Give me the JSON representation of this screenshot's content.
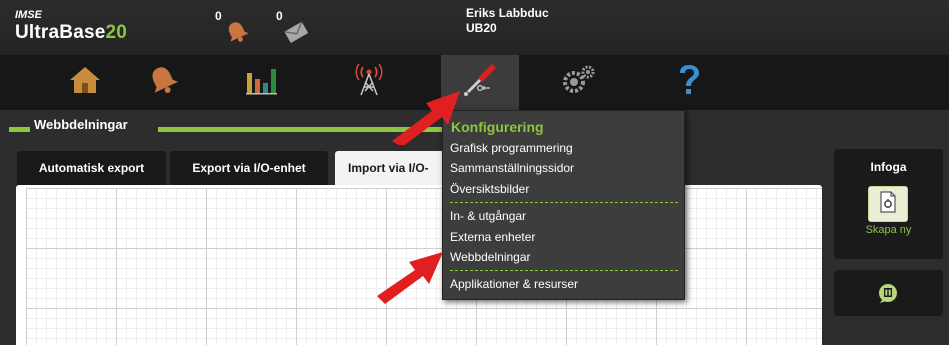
{
  "header": {
    "brand_sub": "IMSE",
    "brand_main": "UltraBase",
    "brand_num": "20",
    "alarm_count": "0",
    "message_count": "0",
    "user_name": "Eriks Labbduc",
    "user_site": "UB20"
  },
  "nav": {
    "items": [
      {
        "name": "home",
        "icon": "home-icon"
      },
      {
        "name": "alarms",
        "icon": "bell-icon"
      },
      {
        "name": "charts",
        "icon": "bar-chart-icon"
      },
      {
        "name": "communication",
        "icon": "antenna-icon"
      },
      {
        "name": "configuration",
        "icon": "screwdriver-icon",
        "active": true
      },
      {
        "name": "settings",
        "icon": "gears-icon"
      },
      {
        "name": "help",
        "icon": "question-icon"
      }
    ]
  },
  "section": {
    "title": "Webbdelningar"
  },
  "tabs": [
    {
      "label": "Automatisk export"
    },
    {
      "label": "Export via I/O-enhet"
    },
    {
      "label": "Import via I/O-"
    }
  ],
  "side_panel": {
    "title": "Infoga",
    "create_label": "Skapa ny"
  },
  "menu": {
    "heading": "Konfigurering",
    "group1": [
      "Grafisk programmering",
      "Sammanställningssidor",
      "Översiktsbilder"
    ],
    "group2": [
      "In- & utgångar",
      "Externa enheter",
      "Webbdelningar"
    ],
    "group3": [
      "Applikationer & resurser"
    ]
  },
  "colors": {
    "accent_green": "#8dc63f",
    "arrow_red": "#e02020",
    "nav_active_bg": "#3c3c3c"
  }
}
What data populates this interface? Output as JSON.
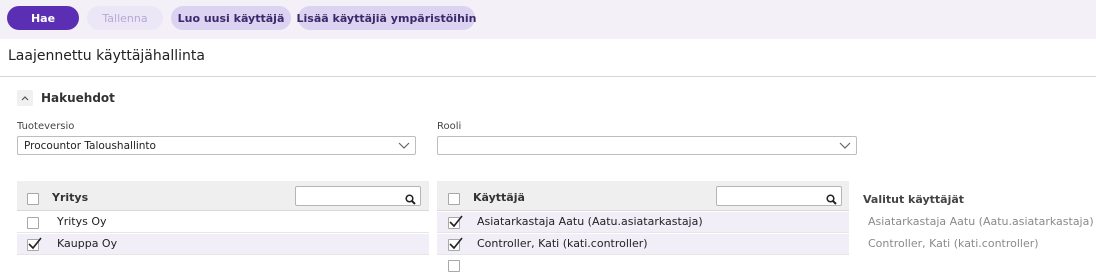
{
  "toolbar": {
    "search_label": "Hae",
    "save_label": "Tallenna",
    "new_user_label": "Luo uusi käyttäjä",
    "add_users_label": "Lisää käyttäjiä ympäristöihin"
  },
  "page": {
    "title": "Laajennettu käyttäjähallinta"
  },
  "criteria": {
    "section_title": "Hakuehdot",
    "product_version": {
      "label": "Tuoteversio",
      "value": "Procountor Taloushallinto"
    },
    "role": {
      "label": "Rooli",
      "value": ""
    }
  },
  "companies": {
    "header": "Yritys",
    "search_value": "",
    "rows": [
      {
        "name": "Yritys Oy",
        "checked": false
      },
      {
        "name": "Kauppa Oy",
        "checked": true
      }
    ]
  },
  "users": {
    "header": "Käyttäjä",
    "search_value": "",
    "rows": [
      {
        "name": "Asiatarkastaja Aatu (Aatu.asiatarkastaja)",
        "checked": true
      },
      {
        "name": "Controller, Kati (kati.controller)",
        "checked": true
      },
      {
        "name": "",
        "checked": false
      }
    ]
  },
  "selected_users": {
    "title": "Valitut käyttäjät",
    "items": [
      "Asiatarkastaja Aatu (Aatu.asiatarkastaja)",
      "Controller, Kati (kati.controller)"
    ]
  },
  "colors": {
    "primary": "#5b2fb3",
    "secondary": "#dcd2f1",
    "toolbar_bg": "#f3f1f7",
    "selected_row": "#f1eef8"
  },
  "icons": {
    "collapse": "chevron-up-icon",
    "dropdown": "chevron-down-icon",
    "search": "search-icon",
    "check": "checkmark-icon"
  }
}
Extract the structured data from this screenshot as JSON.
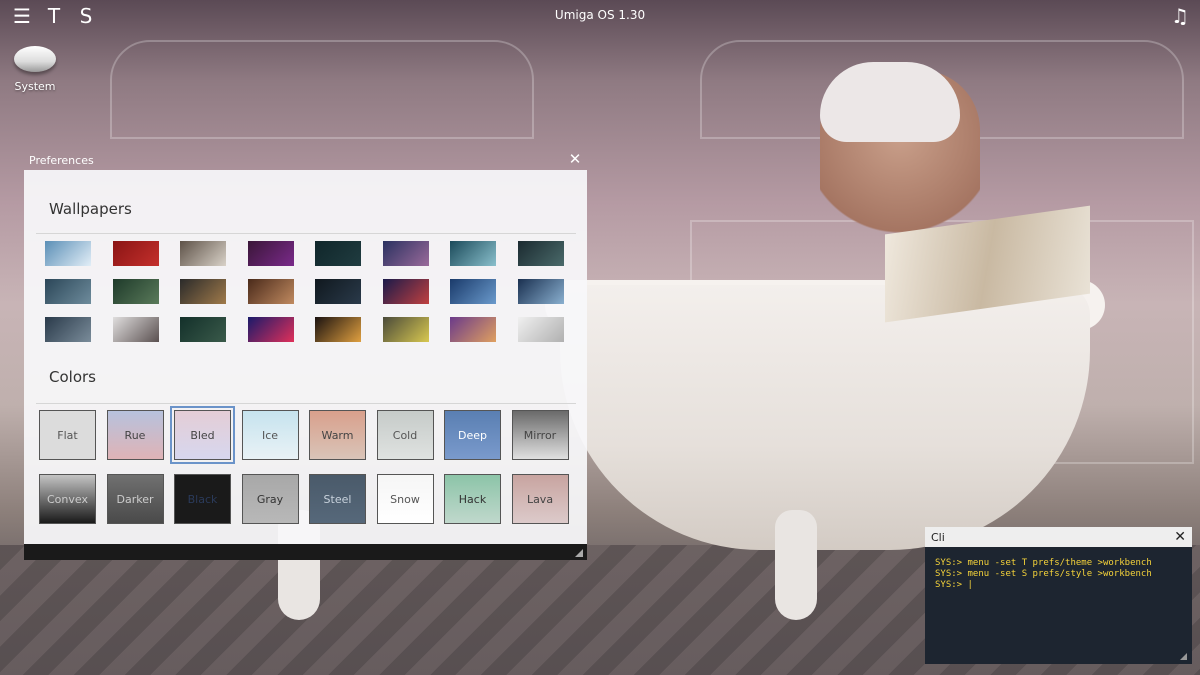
{
  "menubar": {
    "menu_icon": "hamburger-menu-icon",
    "t_label": "T",
    "s_label": "S",
    "title": "Umiga OS 1.30",
    "music_icon": "music-note-icon"
  },
  "desktop": {
    "icons": [
      {
        "label": "System",
        "icon": "drive-icon"
      }
    ]
  },
  "preferences": {
    "title": "Preferences",
    "close_glyph": "✕",
    "wallpapers_title": "Wallpapers",
    "colors_title": "Colors",
    "wallpapers": [
      {
        "c1": "#5b8fb6",
        "c2": "#e2eef7"
      },
      {
        "c1": "#8a1414",
        "c2": "#c4302c"
      },
      {
        "c1": "#5e5248",
        "c2": "#d9d2c8"
      },
      {
        "c1": "#3a1638",
        "c2": "#7a2a8a"
      },
      {
        "c1": "#10262a",
        "c2": "#203c40"
      },
      {
        "c1": "#2a3160",
        "c2": "#9a6a9a"
      },
      {
        "c1": "#1b4a5a",
        "c2": "#8ac0cc"
      },
      {
        "c1": "#1b2a30",
        "c2": "#4a6a6a"
      },
      {
        "c1": "#2b4658",
        "c2": "#6e8c9c"
      },
      {
        "c1": "#1e3a2a",
        "c2": "#5a7a5a"
      },
      {
        "c1": "#2a2a2a",
        "c2": "#a07a4a"
      },
      {
        "c1": "#4a2a1a",
        "c2": "#c08a60"
      },
      {
        "c1": "#10181e",
        "c2": "#2a3a4a"
      },
      {
        "c1": "#1a1a4a",
        "c2": "#c04040"
      },
      {
        "c1": "#1a3a6a",
        "c2": "#6a9acc"
      },
      {
        "c1": "#1a3050",
        "c2": "#8ab0d0"
      },
      {
        "c1": "#2a3a4a",
        "c2": "#7a8c9a"
      },
      {
        "c1": "#e0dede",
        "c2": "#5a5050"
      },
      {
        "c1": "#13302a",
        "c2": "#3a5a4a"
      },
      {
        "c1": "#1a1a6a",
        "c2": "#e0305a"
      },
      {
        "c1": "#1a1210",
        "c2": "#e0a040"
      },
      {
        "c1": "#4a4a3a",
        "c2": "#d8c850"
      },
      {
        "c1": "#6a3a8a",
        "c2": "#e0a060"
      },
      {
        "c1": "#f0f0f0",
        "c2": "#b0b0b0"
      }
    ],
    "colors": [
      {
        "label": "Flat",
        "c1": "#dcdcdc",
        "c2": "#dcdcdc",
        "text": "#555555"
      },
      {
        "label": "Rue",
        "c1": "#b7c2dd",
        "c2": "#dfb3b6",
        "text": "#444444"
      },
      {
        "label": "Bled",
        "c1": "#e4cdd6",
        "c2": "#d7d7ee",
        "text": "#444444",
        "selected": true
      },
      {
        "label": "Ice",
        "c1": "#c6e3ee",
        "c2": "#e9f2f6",
        "text": "#555555"
      },
      {
        "label": "Warm",
        "c1": "#d9a08c",
        "c2": "#d9c4b8",
        "text": "#444444"
      },
      {
        "label": "Cold",
        "c1": "#c6cbc9",
        "c2": "#dfe2e0",
        "text": "#555555"
      },
      {
        "label": "Deep",
        "c1": "#5a7fb2",
        "c2": "#7a9acc",
        "text": "#ffffff"
      },
      {
        "label": "Mirror",
        "c1": "#6a6a6a",
        "c2": "#e0e0e0",
        "text": "#444444"
      },
      {
        "label": "Convex",
        "c1": "#c4c4c4",
        "c2": "#1a1a1a",
        "text": "#cccccc"
      },
      {
        "label": "Darker",
        "c1": "#707070",
        "c2": "#4a4a4a",
        "text": "#cccccc"
      },
      {
        "label": "Black",
        "c1": "#1a1a1a",
        "c2": "#1a1a1a",
        "text": "#2a3a5a"
      },
      {
        "label": "Gray",
        "c1": "#a8a8a8",
        "c2": "#b8b8b8",
        "text": "#333333"
      },
      {
        "label": "Steel",
        "c1": "#4a5a6a",
        "c2": "#56687a",
        "text": "#c8d2dc"
      },
      {
        "label": "Snow",
        "c1": "#f6f6f6",
        "c2": "#ffffff",
        "text": "#555555"
      },
      {
        "label": "Hack",
        "c1": "#8cc4a8",
        "c2": "#c0d8cc",
        "text": "#333333"
      },
      {
        "label": "Lava",
        "c1": "#c8a4a0",
        "c2": "#dccaca",
        "text": "#444444"
      }
    ]
  },
  "cli": {
    "title": "Cli",
    "close_glyph": "✕",
    "lines": [
      "SYS:> menu -set T prefs/theme >workbench",
      "SYS:> menu -set S prefs/style >workbench",
      "SYS:> |"
    ]
  }
}
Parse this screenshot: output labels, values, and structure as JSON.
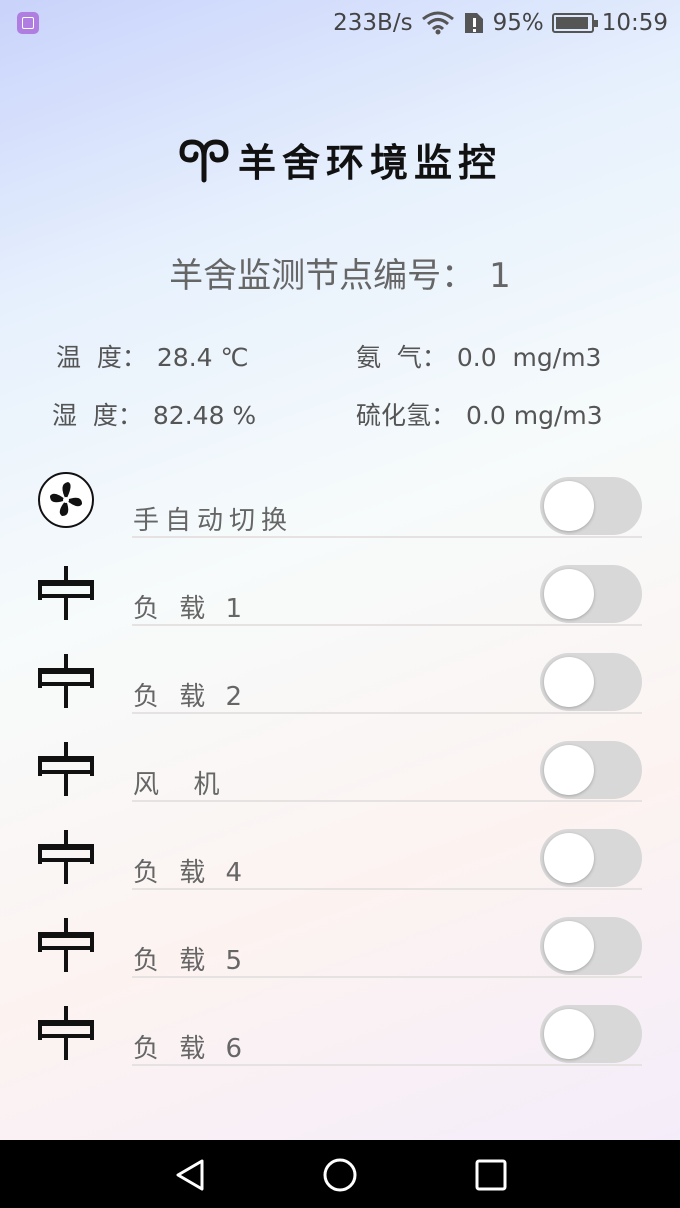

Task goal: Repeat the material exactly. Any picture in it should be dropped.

Exercise output:
Give me the JSON representation of this screenshot's content.
{
  "header": {
    "brand_sub": "IMSE",
    "brand_main": "UltraBase",
    "brand_num": "20",
    "alarm_count": "0",
    "message_count": "0",
    "user_name": "Eriks Labbduc",
    "user_site": "UB20"
  },
  "nav": {
    "items": [
      {
        "name": "home",
        "icon": "home-icon"
      },
      {
        "name": "alarms",
        "icon": "bell-icon"
      },
      {
        "name": "charts",
        "icon": "bar-chart-icon"
      },
      {
        "name": "communication",
        "icon": "antenna-icon"
      },
      {
        "name": "configuration",
        "icon": "screwdriver-icon",
        "active": true
      },
      {
        "name": "settings",
        "icon": "gears-icon"
      },
      {
        "name": "help",
        "icon": "question-icon"
      }
    ]
  },
  "section": {
    "title": "Webbdelningar"
  },
  "tabs": [
    {
      "label": "Automatisk export"
    },
    {
      "label": "Export via I/O-enhet"
    },
    {
      "label": "Import via I/O-"
    }
  ],
  "side_panel": {
    "title": "Infoga",
    "create_label": "Skapa ny"
  },
  "menu": {
    "heading": "Konfigurering",
    "group1": [
      "Grafisk programmering",
      "Sammanställningssidor",
      "Översiktsbilder"
    ],
    "group2": [
      "In- & utgångar",
      "Externa enheter",
      "Webbdelningar"
    ],
    "group3": [
      "Applikationer & resurser"
    ]
  },
  "colors": {
    "accent_green": "#8dc63f",
    "arrow_red": "#e02020",
    "nav_active_bg": "#3c3c3c"
  }
}
What data populates this interface? Output as JSON.
{
  "toolbar": {
    "search_label": "Hae",
    "save_label": "Tallenna",
    "new_user_label": "Luo uusi käyttäjä",
    "add_users_label": "Lisää käyttäjiä ympäristöihin"
  },
  "page": {
    "title": "Laajennettu käyttäjähallinta"
  },
  "criteria": {
    "section_title": "Hakuehdot",
    "product_version": {
      "label": "Tuoteversio",
      "value": "Procountor Taloushallinto"
    },
    "role": {
      "label": "Rooli",
      "value": ""
    }
  },
  "companies": {
    "header": "Yritys",
    "search_value": "",
    "rows": [
      {
        "name": "Yritys Oy",
        "checked": false
      },
      {
        "name": "Kauppa Oy",
        "checked": true
      }
    ]
  },
  "users": {
    "header": "Käyttäjä",
    "search_value": "",
    "rows": [
      {
        "name": "Asiatarkastaja Aatu (Aatu.asiatarkastaja)",
        "checked": true
      },
      {
        "name": "Controller, Kati (kati.controller)",
        "checked": true
      },
      {
        "name": "",
        "checked": false
      }
    ]
  },
  "selected_users": {
    "title": "Valitut käyttäjät",
    "items": [
      "Asiatarkastaja Aatu (Aatu.asiatarkastaja)",
      "Controller, Kati (kati.controller)"
    ]
  },
  "colors": {
    "primary": "#5b2fb3",
    "secondary": "#dcd2f1",
    "toolbar_bg": "#f3f1f7",
    "selected_row": "#f1eef8"
  },
  "icons": {
    "collapse": "chevron-up-icon",
    "dropdown": "chevron-down-icon",
    "search": "search-icon",
    "check": "checkmark-icon"
  }
}
Extract the structured data from this screenshot as JSON.
{
  "menubar": {
    "menu_icon": "hamburger-menu-icon",
    "t_label": "T",
    "s_label": "S",
    "title": "Umiga OS 1.30",
    "music_icon": "music-note-icon"
  },
  "desktop": {
    "icons": [
      {
        "label": "System",
        "icon": "drive-icon"
      }
    ]
  },
  "preferences": {
    "title": "Preferences",
    "close_glyph": "✕",
    "wallpapers_title": "Wallpapers",
    "colors_title": "Colors",
    "wallpapers": [
      {
        "c1": "#5b8fb6",
        "c2": "#e2eef7"
      },
      {
        "c1": "#8a1414",
        "c2": "#c4302c"
      },
      {
        "c1": "#5e5248",
        "c2": "#d9d2c8"
      },
      {
        "c1": "#3a1638",
        "c2": "#7a2a8a"
      },
      {
        "c1": "#10262a",
        "c2": "#203c40"
      },
      {
        "c1": "#2a3160",
        "c2": "#9a6a9a"
      },
      {
        "c1": "#1b4a5a",
        "c2": "#8ac0cc"
      },
      {
        "c1": "#1b2a30",
        "c2": "#4a6a6a"
      },
      {
        "c1": "#2b4658",
        "c2": "#6e8c9c"
      },
      {
        "c1": "#1e3a2a",
        "c2": "#5a7a5a"
      },
      {
        "c1": "#2a2a2a",
        "c2": "#a07a4a"
      },
      {
        "c1": "#4a2a1a",
        "c2": "#c08a60"
      },
      {
        "c1": "#10181e",
        "c2": "#2a3a4a"
      },
      {
        "c1": "#1a1a4a",
        "c2": "#c04040"
      },
      {
        "c1": "#1a3a6a",
        "c2": "#6a9acc"
      },
      {
        "c1": "#1a3050",
        "c2": "#8ab0d0"
      },
      {
        "c1": "#2a3a4a",
        "c2": "#7a8c9a"
      },
      {
        "c1": "#e0dede",
        "c2": "#5a5050"
      },
      {
        "c1": "#13302a",
        "c2": "#3a5a4a"
      },
      {
        "c1": "#1a1a6a",
        "c2": "#e0305a"
      },
      {
        "c1": "#1a1210",
        "c2": "#e0a040"
      },
      {
        "c1": "#4a4a3a",
        "c2": "#d8c850"
      },
      {
        "c1": "#6a3a8a",
        "c2": "#e0a060"
      },
      {
        "c1": "#f0f0f0",
        "c2": "#b0b0b0"
      }
    ],
    "colors": [
      {
        "label": "Flat",
        "c1": "#dcdcdc",
        "c2": "#dcdcdc",
        "text": "#555555"
      },
      {
        "label": "Rue",
        "c1": "#b7c2dd",
        "c2": "#dfb3b6",
        "text": "#444444"
      },
      {
        "label": "Bled",
        "c1": "#e4cdd6",
        "c2": "#d7d7ee",
        "text": "#444444",
        "selected": true
      },
      {
        "label": "Ice",
        "c1": "#c6e3ee",
        "c2": "#e9f2f6",
        "text": "#555555"
      },
      {
        "label": "Warm",
        "c1": "#d9a08c",
        "c2": "#d9c4b8",
        "text": "#444444"
      },
      {
        "label": "Cold",
        "c1": "#c6cbc9",
        "c2": "#dfe2e0",
        "text": "#555555"
      },
      {
        "label": "Deep",
        "c1": "#5a7fb2",
        "c2": "#7a9acc",
        "text": "#ffffff"
      },
      {
        "label": "Mirror",
        "c1": "#6a6a6a",
        "c2": "#e0e0e0",
        "text": "#444444"
      },
      {
        "label": "Convex",
        "c1": "#c4c4c4",
        "c2": "#1a1a1a",
        "text": "#cccccc"
      },
      {
        "label": "Darker",
        "c1": "#707070",
        "c2": "#4a4a4a",
        "text": "#cccccc"
      },
      {
        "label": "Black",
        "c1": "#1a1a1a",
        "c2": "#1a1a1a",
        "text": "#2a3a5a"
      },
      {
        "label": "Gray",
        "c1": "#a8a8a8",
        "c2": "#b8b8b8",
        "text": "#333333"
      },
      {
        "label": "Steel",
        "c1": "#4a5a6a",
        "c2": "#56687a",
        "text": "#c8d2dc"
      },
      {
        "label": "Snow",
        "c1": "#f6f6f6",
        "c2": "#ffffff",
        "text": "#555555"
      },
      {
        "label": "Hack",
        "c1": "#8cc4a8",
        "c2": "#c0d8cc",
        "text": "#333333"
      },
      {
        "label": "Lava",
        "c1": "#c8a4a0",
        "c2": "#dccaca",
        "text": "#444444"
      }
    ]
  },
  "cli": {
    "title": "Cli",
    "close_glyph": "✕",
    "lines": [
      "SYS:> menu -set T prefs/theme >workbench",
      "SYS:> menu -set S prefs/style >workbench",
      "SYS:> |"
    ]
  }
}
Parse this screenshot: output labels, values, and structure as JSON.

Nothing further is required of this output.